• BRIEF: Here are some records. Repeat them all exactly.

(Items listed in a dataset)
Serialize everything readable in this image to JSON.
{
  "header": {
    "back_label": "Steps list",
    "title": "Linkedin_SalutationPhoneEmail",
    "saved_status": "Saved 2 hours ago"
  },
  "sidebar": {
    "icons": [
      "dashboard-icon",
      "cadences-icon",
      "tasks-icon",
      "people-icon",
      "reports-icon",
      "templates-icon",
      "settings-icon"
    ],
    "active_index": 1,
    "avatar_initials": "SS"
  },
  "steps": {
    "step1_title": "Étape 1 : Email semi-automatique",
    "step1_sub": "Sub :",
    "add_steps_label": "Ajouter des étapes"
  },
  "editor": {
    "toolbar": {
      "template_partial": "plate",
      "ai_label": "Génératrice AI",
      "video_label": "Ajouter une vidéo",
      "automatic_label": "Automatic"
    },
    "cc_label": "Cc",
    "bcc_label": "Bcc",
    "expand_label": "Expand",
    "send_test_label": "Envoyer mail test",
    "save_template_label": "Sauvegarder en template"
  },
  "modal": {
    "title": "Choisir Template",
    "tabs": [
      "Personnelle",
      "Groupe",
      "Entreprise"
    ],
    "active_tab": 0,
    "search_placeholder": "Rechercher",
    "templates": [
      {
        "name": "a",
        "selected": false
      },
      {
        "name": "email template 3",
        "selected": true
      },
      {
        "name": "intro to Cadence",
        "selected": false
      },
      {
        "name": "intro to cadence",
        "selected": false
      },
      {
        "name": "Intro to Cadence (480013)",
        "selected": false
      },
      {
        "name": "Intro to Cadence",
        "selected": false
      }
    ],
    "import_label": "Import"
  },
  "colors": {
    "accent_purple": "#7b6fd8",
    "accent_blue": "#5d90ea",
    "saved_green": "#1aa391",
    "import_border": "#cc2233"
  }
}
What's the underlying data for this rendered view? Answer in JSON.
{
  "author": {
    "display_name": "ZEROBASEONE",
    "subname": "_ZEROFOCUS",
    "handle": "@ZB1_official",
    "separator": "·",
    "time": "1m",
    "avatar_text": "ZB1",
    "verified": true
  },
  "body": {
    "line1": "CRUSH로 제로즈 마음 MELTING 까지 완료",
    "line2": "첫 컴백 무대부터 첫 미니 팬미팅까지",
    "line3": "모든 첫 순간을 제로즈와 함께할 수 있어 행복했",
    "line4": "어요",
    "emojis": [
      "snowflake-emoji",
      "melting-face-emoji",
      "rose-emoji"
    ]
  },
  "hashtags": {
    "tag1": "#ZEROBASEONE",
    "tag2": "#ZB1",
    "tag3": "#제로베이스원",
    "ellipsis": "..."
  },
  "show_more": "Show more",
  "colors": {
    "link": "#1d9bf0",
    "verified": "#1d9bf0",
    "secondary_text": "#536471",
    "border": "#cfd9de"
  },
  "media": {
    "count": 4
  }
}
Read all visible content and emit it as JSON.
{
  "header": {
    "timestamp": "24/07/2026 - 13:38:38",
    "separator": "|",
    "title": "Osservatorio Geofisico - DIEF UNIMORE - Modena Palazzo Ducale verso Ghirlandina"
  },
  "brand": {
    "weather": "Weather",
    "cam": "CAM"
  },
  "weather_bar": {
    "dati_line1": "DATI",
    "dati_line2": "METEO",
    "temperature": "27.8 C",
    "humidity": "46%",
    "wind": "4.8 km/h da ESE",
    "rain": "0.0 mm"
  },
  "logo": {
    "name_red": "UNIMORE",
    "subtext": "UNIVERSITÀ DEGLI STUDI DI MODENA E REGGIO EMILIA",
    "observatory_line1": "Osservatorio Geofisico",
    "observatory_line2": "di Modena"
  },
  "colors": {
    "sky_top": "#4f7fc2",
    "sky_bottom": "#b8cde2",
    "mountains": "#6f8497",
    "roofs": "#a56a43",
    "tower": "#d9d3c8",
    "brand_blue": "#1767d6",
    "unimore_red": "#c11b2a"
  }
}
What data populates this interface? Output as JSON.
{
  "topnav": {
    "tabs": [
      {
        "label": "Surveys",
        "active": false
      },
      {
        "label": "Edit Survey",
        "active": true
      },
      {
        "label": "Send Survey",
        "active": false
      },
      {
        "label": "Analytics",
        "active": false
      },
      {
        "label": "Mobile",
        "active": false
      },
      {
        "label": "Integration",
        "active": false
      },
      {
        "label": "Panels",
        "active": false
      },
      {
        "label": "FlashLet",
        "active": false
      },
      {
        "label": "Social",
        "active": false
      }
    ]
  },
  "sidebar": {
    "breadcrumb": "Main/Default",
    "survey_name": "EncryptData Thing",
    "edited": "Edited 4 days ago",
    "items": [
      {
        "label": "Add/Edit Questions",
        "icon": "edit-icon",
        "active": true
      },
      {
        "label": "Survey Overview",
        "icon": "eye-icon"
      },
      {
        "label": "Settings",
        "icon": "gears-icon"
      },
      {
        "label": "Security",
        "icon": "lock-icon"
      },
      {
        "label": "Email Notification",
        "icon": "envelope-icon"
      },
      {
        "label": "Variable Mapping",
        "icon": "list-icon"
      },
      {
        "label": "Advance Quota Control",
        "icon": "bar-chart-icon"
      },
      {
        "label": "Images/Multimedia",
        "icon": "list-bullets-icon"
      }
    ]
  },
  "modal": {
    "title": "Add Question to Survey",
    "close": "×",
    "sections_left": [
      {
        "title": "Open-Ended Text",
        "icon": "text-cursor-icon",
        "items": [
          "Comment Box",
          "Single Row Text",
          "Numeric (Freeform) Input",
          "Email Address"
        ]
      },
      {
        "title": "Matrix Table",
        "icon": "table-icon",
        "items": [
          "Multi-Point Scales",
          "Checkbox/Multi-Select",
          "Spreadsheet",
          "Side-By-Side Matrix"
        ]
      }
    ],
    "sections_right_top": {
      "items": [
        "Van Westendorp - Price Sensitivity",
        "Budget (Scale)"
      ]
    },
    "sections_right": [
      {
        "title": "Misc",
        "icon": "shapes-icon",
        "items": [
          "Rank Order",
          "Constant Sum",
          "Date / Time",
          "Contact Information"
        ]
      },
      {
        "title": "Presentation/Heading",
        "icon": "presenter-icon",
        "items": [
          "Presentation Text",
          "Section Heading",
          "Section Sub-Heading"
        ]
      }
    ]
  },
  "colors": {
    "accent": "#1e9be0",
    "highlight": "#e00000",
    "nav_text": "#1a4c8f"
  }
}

• COMPLETED TASK:
Serialize everything readable in this image to JSON.
{
  "header": {
    "back_label": "Steps list",
    "title": "Linkedin_SalutationPhoneEmail",
    "saved_status": "Saved 2 hours ago"
  },
  "sidebar": {
    "icons": [
      "dashboard-icon",
      "cadences-icon",
      "tasks-icon",
      "people-icon",
      "reports-icon",
      "templates-icon",
      "settings-icon"
    ],
    "active_index": 1,
    "avatar_initials": "SS"
  },
  "steps": {
    "step1_title": "Étape 1 : Email semi-automatique",
    "step1_sub": "Sub :",
    "add_steps_label": "Ajouter des étapes"
  },
  "editor": {
    "toolbar": {
      "template_partial": "plate",
      "ai_label": "Génératrice AI",
      "video_label": "Ajouter une vidéo",
      "automatic_label": "Automatic"
    },
    "cc_label": "Cc",
    "bcc_label": "Bcc",
    "expand_label": "Expand",
    "send_test_label": "Envoyer mail test",
    "save_template_label": "Sauvegarder en template"
  },
  "modal": {
    "title": "Choisir Template",
    "tabs": [
      "Personnelle",
      "Groupe",
      "Entreprise"
    ],
    "active_tab": 0,
    "search_placeholder": "Rechercher",
    "templates": [
      {
        "name": "a",
        "selected": false
      },
      {
        "name": "email template 3",
        "selected": true
      },
      {
        "name": "intro to Cadence",
        "selected": false
      },
      {
        "name": "intro to cadence",
        "selected": false
      },
      {
        "name": "Intro to Cadence (480013)",
        "selected": false
      },
      {
        "name": "Intro to Cadence",
        "selected": false
      }
    ],
    "import_label": "Import"
  },
  "colors": {
    "accent_purple": "#7b6fd8",
    "accent_blue": "#5d90ea",
    "saved_green": "#1aa391",
    "import_border": "#cc2233"
  }
}
What's the underlying data for this rendered view? Answer in JSON.
{
  "author": {
    "display_name": "ZEROBASEONE",
    "subname": "_ZEROFOCUS",
    "handle": "@ZB1_official",
    "separator": "·",
    "time": "1m",
    "avatar_text": "ZB1",
    "verified": true
  },
  "body": {
    "line1": "CRUSH로 제로즈 마음 MELTING 까지 완료",
    "line2": "첫 컴백 무대부터 첫 미니 팬미팅까지",
    "line3": "모든 첫 순간을 제로즈와 함께할 수 있어 행복했",
    "line4": "어요",
    "emojis": [
      "snowflake-emoji",
      "melting-face-emoji",
      "rose-emoji"
    ]
  },
  "hashtags": {
    "tag1": "#ZEROBASEONE",
    "tag2": "#ZB1",
    "tag3": "#제로베이스원",
    "ellipsis": "..."
  },
  "show_more": "Show more",
  "colors": {
    "link": "#1d9bf0",
    "verified": "#1d9bf0",
    "secondary_text": "#536471",
    "border": "#cfd9de"
  },
  "media": {
    "count": 4
  }
}
Read all visible content and emit it as JSON.
{
  "header": {
    "timestamp": "24/07/2026 - 13:38:38",
    "separator": "|",
    "title": "Osservatorio Geofisico - DIEF UNIMORE - Modena Palazzo Ducale verso Ghirlandina"
  },
  "brand": {
    "weather": "Weather",
    "cam": "CAM"
  },
  "weather_bar": {
    "dati_line1": "DATI",
    "dati_line2": "METEO",
    "temperature": "27.8 C",
    "humidity": "46%",
    "wind": "4.8 km/h da ESE",
    "rain": "0.0 mm"
  },
  "logo": {
    "name_red": "UNIMORE",
    "subtext": "UNIVERSITÀ DEGLI STUDI DI MODENA E REGGIO EMILIA",
    "observatory_line1": "Osservatorio Geofisico",
    "observatory_line2": "di Modena"
  },
  "colors": {
    "sky_top": "#4f7fc2",
    "sky_bottom": "#b8cde2",
    "mountains": "#6f8497",
    "roofs": "#a56a43",
    "tower": "#d9d3c8",
    "brand_blue": "#1767d6",
    "unimore_red": "#c11b2a"
  }
}
What data populates this interface? Output as JSON.
{
  "topnav": {
    "tabs": [
      {
        "label": "Surveys",
        "active": false
      },
      {
        "label": "Edit Survey",
        "active": true
      },
      {
        "label": "Send Survey",
        "active": false
      },
      {
        "label": "Analytics",
        "active": false
      },
      {
        "label": "Mobile",
        "active": false
      },
      {
        "label": "Integration",
        "active": false
      },
      {
        "label": "Panels",
        "active": false
      },
      {
        "label": "FlashLet",
        "active": false
      },
      {
        "label": "Social",
        "active": false
      }
    ]
  },
  "sidebar": {
    "breadcrumb": "Main/Default",
    "survey_name": "EncryptData Thing",
    "edited": "Edited 4 days ago",
    "items": [
      {
        "label": "Add/Edit Questions",
        "icon": "edit-icon",
        "active": true
      },
      {
        "label": "Survey Overview",
        "icon": "eye-icon"
      },
      {
        "label": "Settings",
        "icon": "gears-icon"
      },
      {
        "label": "Security",
        "icon": "lock-icon"
      },
      {
        "label": "Email Notification",
        "icon": "envelope-icon"
      },
      {
        "label": "Variable Mapping",
        "icon": "list-icon"
      },
      {
        "label": "Advance Quota Control",
        "icon": "bar-chart-icon"
      },
      {
        "label": "Images/Multimedia",
        "icon": "list-bullets-icon"
      }
    ]
  },
  "modal": {
    "title": "Add Question to Survey",
    "close": "×",
    "sections_left": [
      {
        "title": "Open-Ended Text",
        "icon": "text-cursor-icon",
        "items": [
          "Comment Box",
          "Single Row Text",
          "Numeric (Freeform) Input",
          "Email Address"
        ]
      },
      {
        "title": "Matrix Table",
        "icon": "table-icon",
        "items": [
          "Multi-Point Scales",
          "Checkbox/Multi-Select",
          "Spreadsheet",
          "Side-By-Side Matrix"
        ]
      }
    ],
    "sections_right_top": {
      "items": [
        "Van Westendorp - Price Sensitivity",
        "Budget (Scale)"
      ]
    },
    "sections_right": [
      {
        "title": "Misc",
        "icon": "shapes-icon",
        "items": [
          "Rank Order",
          "Constant Sum",
          "Date / Time",
          "Contact Information"
        ]
      },
      {
        "title": "Presentation/Heading",
        "icon": "presenter-icon",
        "items": [
          "Presentation Text",
          "Section Heading",
          "Section Sub-Heading"
        ]
      }
    ]
  },
  "colors": {
    "accent": "#1e9be0",
    "highlight": "#e00000",
    "nav_text": "#1a4c8f"
  }
}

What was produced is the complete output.